WORK TO COMPLETE>
Lines below that include "example" are the answer; copy each one.

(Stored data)
- - - - -

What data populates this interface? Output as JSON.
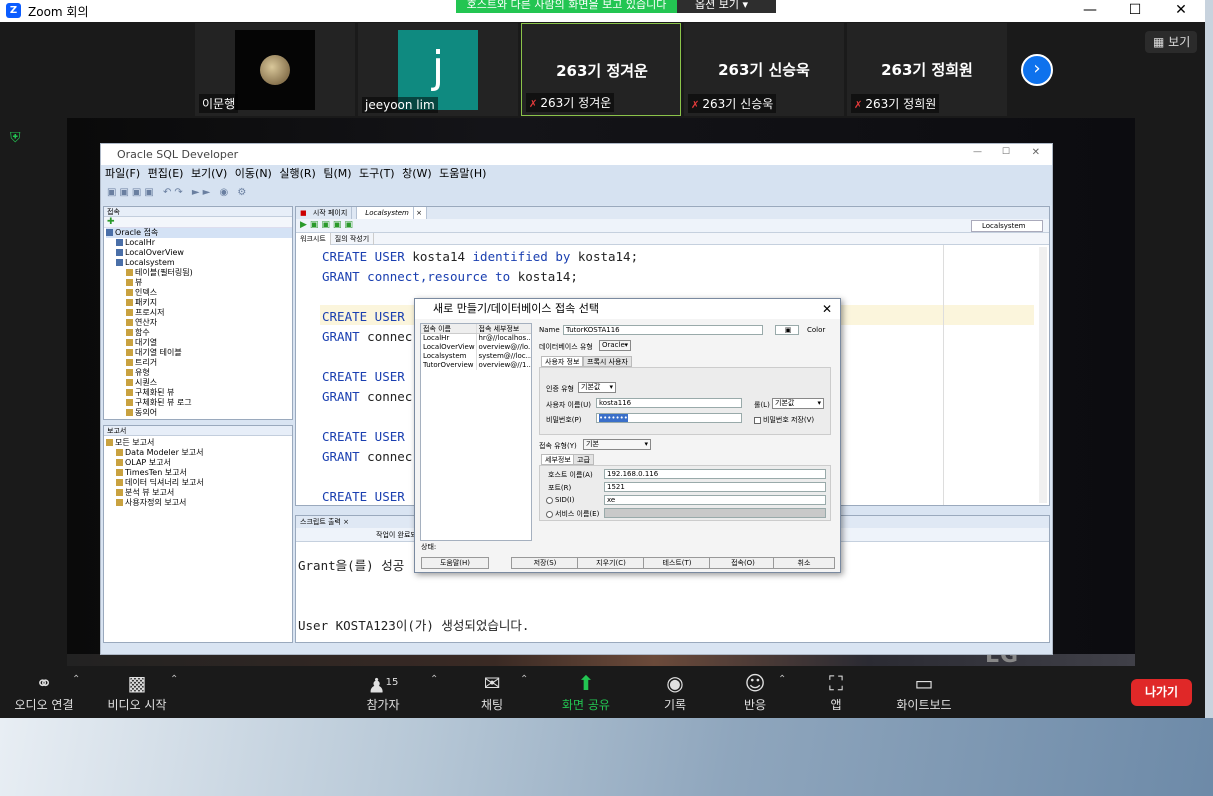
{
  "zoom": {
    "title": "Zoom 회의",
    "banner": "호스트와 다른 사람의 화면을 보고 있습니다",
    "view_options": "옵션 보기",
    "view_button": "보기"
  },
  "participants": [
    {
      "name": "이문행",
      "type": "moon"
    },
    {
      "name": "jeeyoon lim",
      "type": "initial",
      "initial": "j"
    },
    {
      "name": "263기 정겨운",
      "big": "263기 정겨운",
      "muted": true
    },
    {
      "name": "263기 신승욱",
      "big": "263기 신승욱",
      "muted": true
    },
    {
      "name": "263기 정희원",
      "big": "263기 정희원",
      "muted": true
    }
  ],
  "sqldev": {
    "title": "Oracle SQL Developer",
    "menu": [
      "파일(F)",
      "편집(E)",
      "보기(V)",
      "이동(N)",
      "실행(R)",
      "팀(M)",
      "도구(T)",
      "창(W)",
      "도움말(H)"
    ],
    "left_panel_title": "접속",
    "tree": [
      "Oracle 접속",
      "LocalHr",
      "LocalOverView",
      "Localsystem",
      "테이블(필터링됨)",
      "뷰",
      "인덱스",
      "패키지",
      "프로시저",
      "연산자",
      "함수",
      "대기열",
      "대기열 테이블",
      "트리거",
      "유형",
      "시퀀스",
      "구체화된 뷰",
      "구체화된 뷰 로그",
      "동의어"
    ],
    "report_title": "보고서",
    "reports": [
      "모든 보고서",
      "Data Modeler 보고서",
      "OLAP 보고서",
      "TimesTen 보고서",
      "데이터 딕셔너리 보고서",
      "분석 뷰 보고서",
      "사용자정의 보고서"
    ],
    "editor_tabs": [
      "시작 페이지",
      "Localsystem"
    ],
    "connection": "Localsystem",
    "sub_tabs": [
      "워크시트",
      "질의 작성기"
    ],
    "code": [
      [
        "CREATE USER",
        " kosta14 ",
        "identified by",
        " kosta14;"
      ],
      [
        "GRANT",
        " connect,resource ",
        "to",
        " kosta14;"
      ],
      [
        "",
        "",
        "",
        ""
      ],
      [
        "CREATE USER",
        "",
        "",
        ""
      ],
      [
        "GRANT",
        " connec",
        "",
        ""
      ],
      [
        "",
        "",
        "",
        ""
      ],
      [
        "CREATE USER",
        "",
        "",
        ""
      ],
      [
        "GRANT",
        " connec",
        "",
        ""
      ],
      [
        "",
        "",
        "",
        ""
      ],
      [
        "CREATE USER",
        "",
        "",
        ""
      ],
      [
        "GRANT",
        " connec",
        "",
        ""
      ],
      [
        "",
        "",
        "",
        ""
      ],
      [
        "CREATE USER",
        "",
        "",
        ""
      ]
    ],
    "output_tab": "스크립트 출력",
    "output_toolbar": "작업이 완료되었",
    "output_lines": [
      "Grant을(를) 성공",
      "",
      "",
      "User KOSTA123이(가) 생성되었습니다."
    ]
  },
  "dialog": {
    "title": "새로 만들기/데이터베이스 접속 선택",
    "list_headers": [
      "접속 이름",
      "접속 세부정보"
    ],
    "list_rows": [
      [
        "LocalHr",
        "hr@//localhos..."
      ],
      [
        "LocalOverView",
        "overview@//lo..."
      ],
      [
        "Localsystem",
        "system@//loc..."
      ],
      [
        "TutorOverview",
        "overview@//1..."
      ]
    ],
    "name_label": "Name",
    "name_value": "TutorKOSTA116",
    "color_label": "Color",
    "db_type_label": "데이터베이스 유형",
    "db_type_value": "Oracle",
    "tabs": [
      "사용자 정보",
      "프록시 사용자"
    ],
    "auth_label": "인증 유형",
    "auth_value": "기본값",
    "user_label": "사용자 이름(U)",
    "user_value": "kosta116",
    "role_label": "롤(L)",
    "role_value": "기본값",
    "pass_label": "비밀번호(P)",
    "pass_value": "•••••••",
    "save_pass": "비밀번호 저장(V)",
    "conn_type_label": "접속 유형(Y)",
    "conn_type_value": "기본",
    "detail_tabs": [
      "세부정보",
      "고급"
    ],
    "host_label": "호스트 이름(A)",
    "host_value": "192.168.0.116",
    "port_label": "포트(R)",
    "port_value": "1521",
    "sid_label": "SID(I)",
    "sid_value": "xe",
    "service_label": "서비스 이름(E)",
    "status_label": "상태:",
    "buttons": [
      "도움말(H)",
      "저장(S)",
      "지우기(C)",
      "테스트(T)",
      "접속(O)",
      "취소"
    ]
  },
  "controls": {
    "audio": "오디오 연결",
    "video": "비디오 시작",
    "participants": "참가자",
    "participant_count": "15",
    "chat": "채팅",
    "share": "화면 공유",
    "record": "기록",
    "reactions": "반응",
    "apps": "앱",
    "whiteboard": "화이트보드",
    "leave": "나가기"
  },
  "brand_watermark": "LG"
}
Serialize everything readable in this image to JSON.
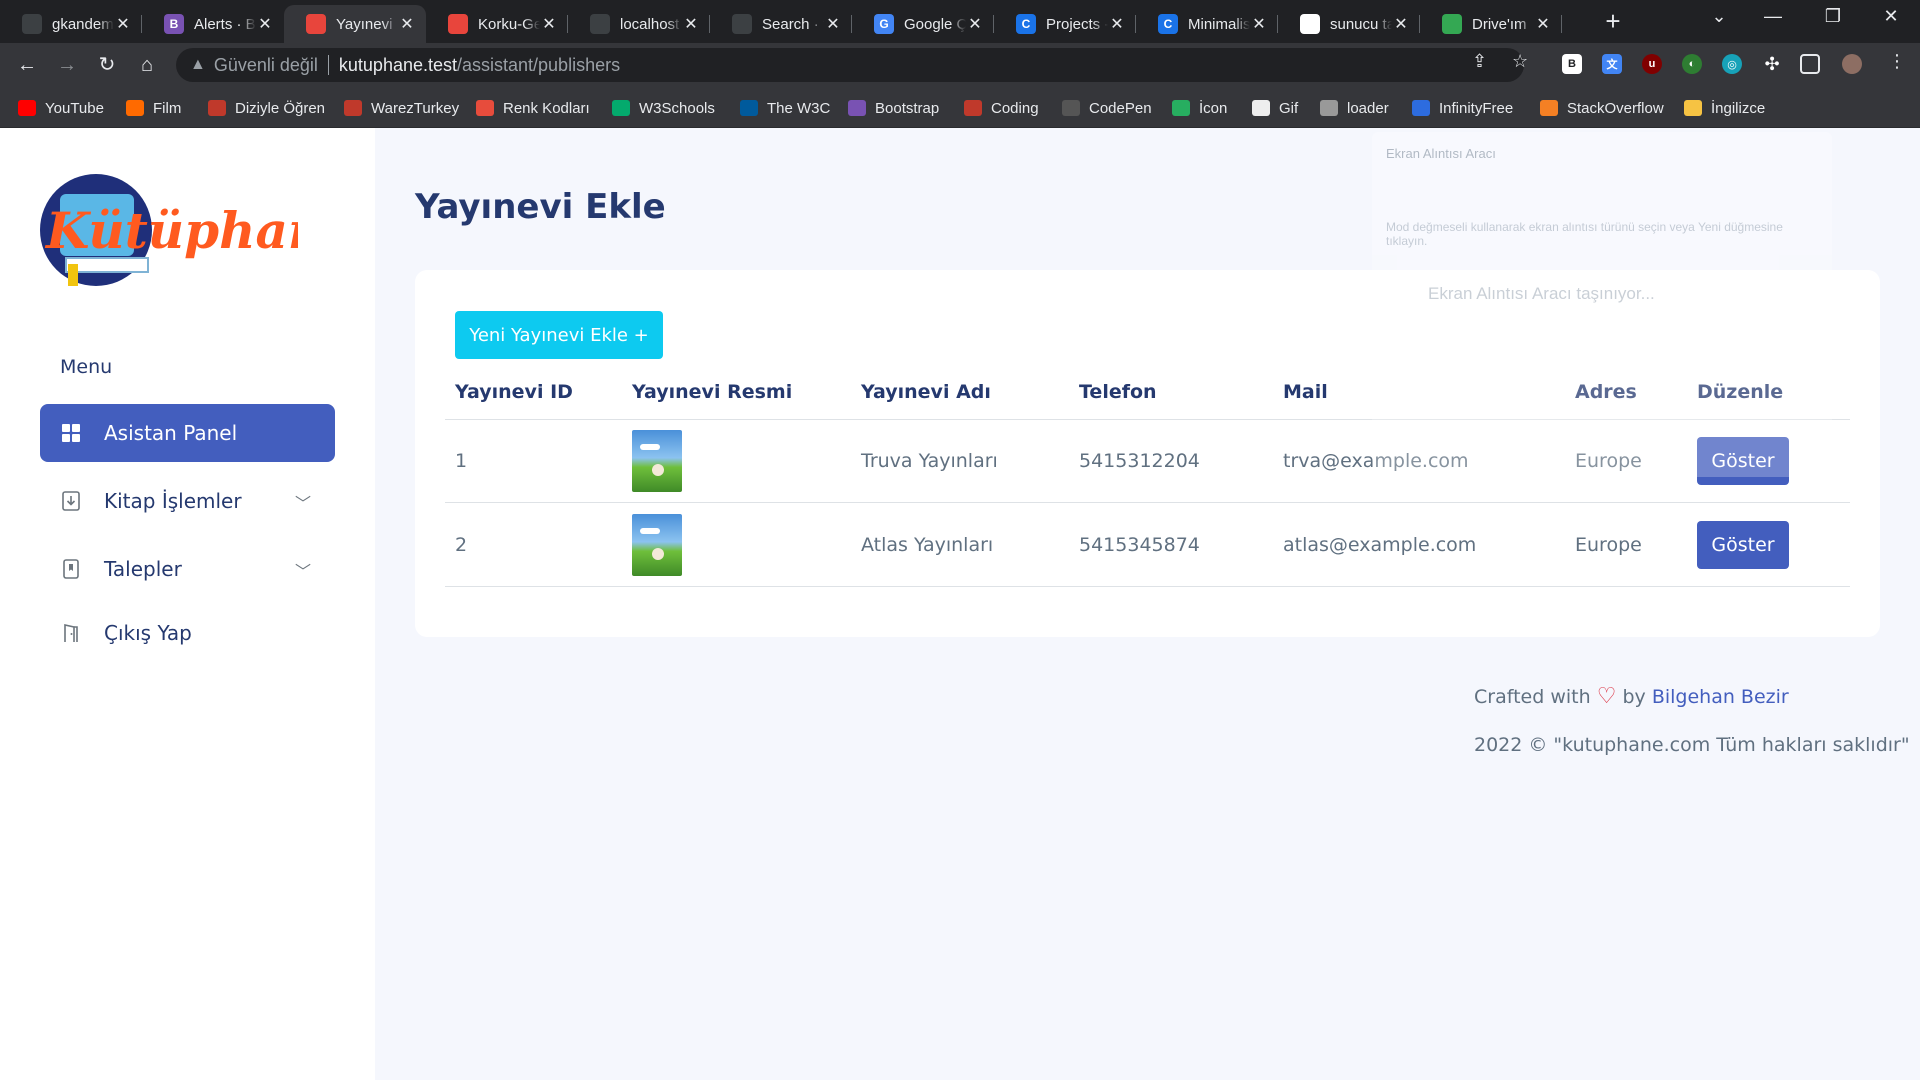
{
  "browser": {
    "tabs": [
      {
        "title": "gkandem",
        "fav_color": "#3c4043",
        "fav_text": ""
      },
      {
        "title": "Alerts · Bo",
        "fav_color": "#7952b3",
        "fav_text": "B"
      },
      {
        "title": "Yayınevi E",
        "fav_color": "#e8453c",
        "fav_text": ""
      },
      {
        "title": "Korku-Ge",
        "fav_color": "#e8453c",
        "fav_text": ""
      },
      {
        "title": "localhost",
        "fav_color": "#3c4043",
        "fav_text": ""
      },
      {
        "title": "Search · f",
        "fav_color": "#3c4043",
        "fav_text": ""
      },
      {
        "title": "Google Ç",
        "fav_color": "#4285f4",
        "fav_text": "G"
      },
      {
        "title": "Projects -",
        "fav_color": "#1a73e8",
        "fav_text": "C"
      },
      {
        "title": "Minimalis",
        "fav_color": "#1a73e8",
        "fav_text": "C"
      },
      {
        "title": "sunucu ta",
        "fav_color": "#ffffff",
        "fav_text": ""
      },
      {
        "title": "Drive'ım",
        "fav_color": "#34a853",
        "fav_text": ""
      }
    ],
    "active_tab_index": 2,
    "address": {
      "security_label": "Güvenli değil",
      "host": "kutuphane.test",
      "path": "/assistant/publishers"
    },
    "bookmarks": [
      {
        "label": "YouTube",
        "color": "#ff0000"
      },
      {
        "label": "Film",
        "color": "#ff6a00"
      },
      {
        "label": "Diziyle Öğren",
        "color": "#c0392b"
      },
      {
        "label": "WarezTurkey",
        "color": "#c0392b"
      },
      {
        "label": "Renk Kodları",
        "color": "#e74c3c"
      },
      {
        "label": "W3Schools",
        "color": "#04aa6d"
      },
      {
        "label": "The W3C",
        "color": "#005a9c"
      },
      {
        "label": "Bootstrap",
        "color": "#7952b3"
      },
      {
        "label": "Coding",
        "color": "#c0392b"
      },
      {
        "label": "CodePen",
        "color": "#555555"
      },
      {
        "label": "İcon",
        "color": "#27ae60"
      },
      {
        "label": "Gif",
        "color": "#eeeeee"
      },
      {
        "label": "loader",
        "color": "#999999"
      },
      {
        "label": "InfinityFree",
        "color": "#2d6cdf"
      },
      {
        "label": "StackOverflow",
        "color": "#f48024"
      },
      {
        "label": "İngilizce",
        "color": "#f6c343"
      }
    ]
  },
  "sidebar": {
    "logo_text": "Kütüphane",
    "menu_title": "Menu",
    "items": [
      {
        "label": "Asistan Panel",
        "icon": "grid-icon",
        "active": true
      },
      {
        "label": "Kitap İşlemler",
        "icon": "book-download-icon",
        "active": false,
        "has_submenu": true
      },
      {
        "label": "Talepler",
        "icon": "bookmark-icon",
        "active": false,
        "has_submenu": true
      },
      {
        "label": "Çıkış Yap",
        "icon": "door-icon",
        "active": false
      }
    ]
  },
  "main": {
    "title": "Yayınevi Ekle",
    "add_button_label": "Yeni Yayınevi Ekle +",
    "table": {
      "headers": [
        "Yayınevi ID",
        "Yayınevi Resmi",
        "Yayınevi Adı",
        "Telefon",
        "Mail",
        "Adres",
        "Düzenle"
      ],
      "rows": [
        {
          "id": "1",
          "name": "Truva Yayınları",
          "phone": "5415312204",
          "mail": "trva@example.com",
          "address": "Europe",
          "action": "Göster"
        },
        {
          "id": "2",
          "name": "Atlas Yayınları",
          "phone": "5415345874",
          "mail": "atlas@example.com",
          "address": "Europe",
          "action": "Göster"
        }
      ]
    }
  },
  "footer": {
    "crafted_prefix": "Crafted with",
    "crafted_by": "by",
    "author": "Bilgehan Bezir",
    "copyright": "2022 © \"kutuphane.com Tüm hakları saklıdır\""
  },
  "overlay": {
    "title": "Ekran Alıntısı Aracı",
    "hint": "Mod değmeseli kullanarak ekran alıntısı türünü seçin veya Yeni düğmesine tıklayın.",
    "moving": "Ekran Alıntısı Aracı taşınıyor..."
  },
  "colors": {
    "primary": "#435ebe",
    "info": "#0dcaf0",
    "heading": "#25396f",
    "text": "#607080",
    "page_bg": "#f5f7fd"
  }
}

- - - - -

FINISHED EXERCISE>
          "mail": "trva@example.com",
          "mail": "atlas@example.com",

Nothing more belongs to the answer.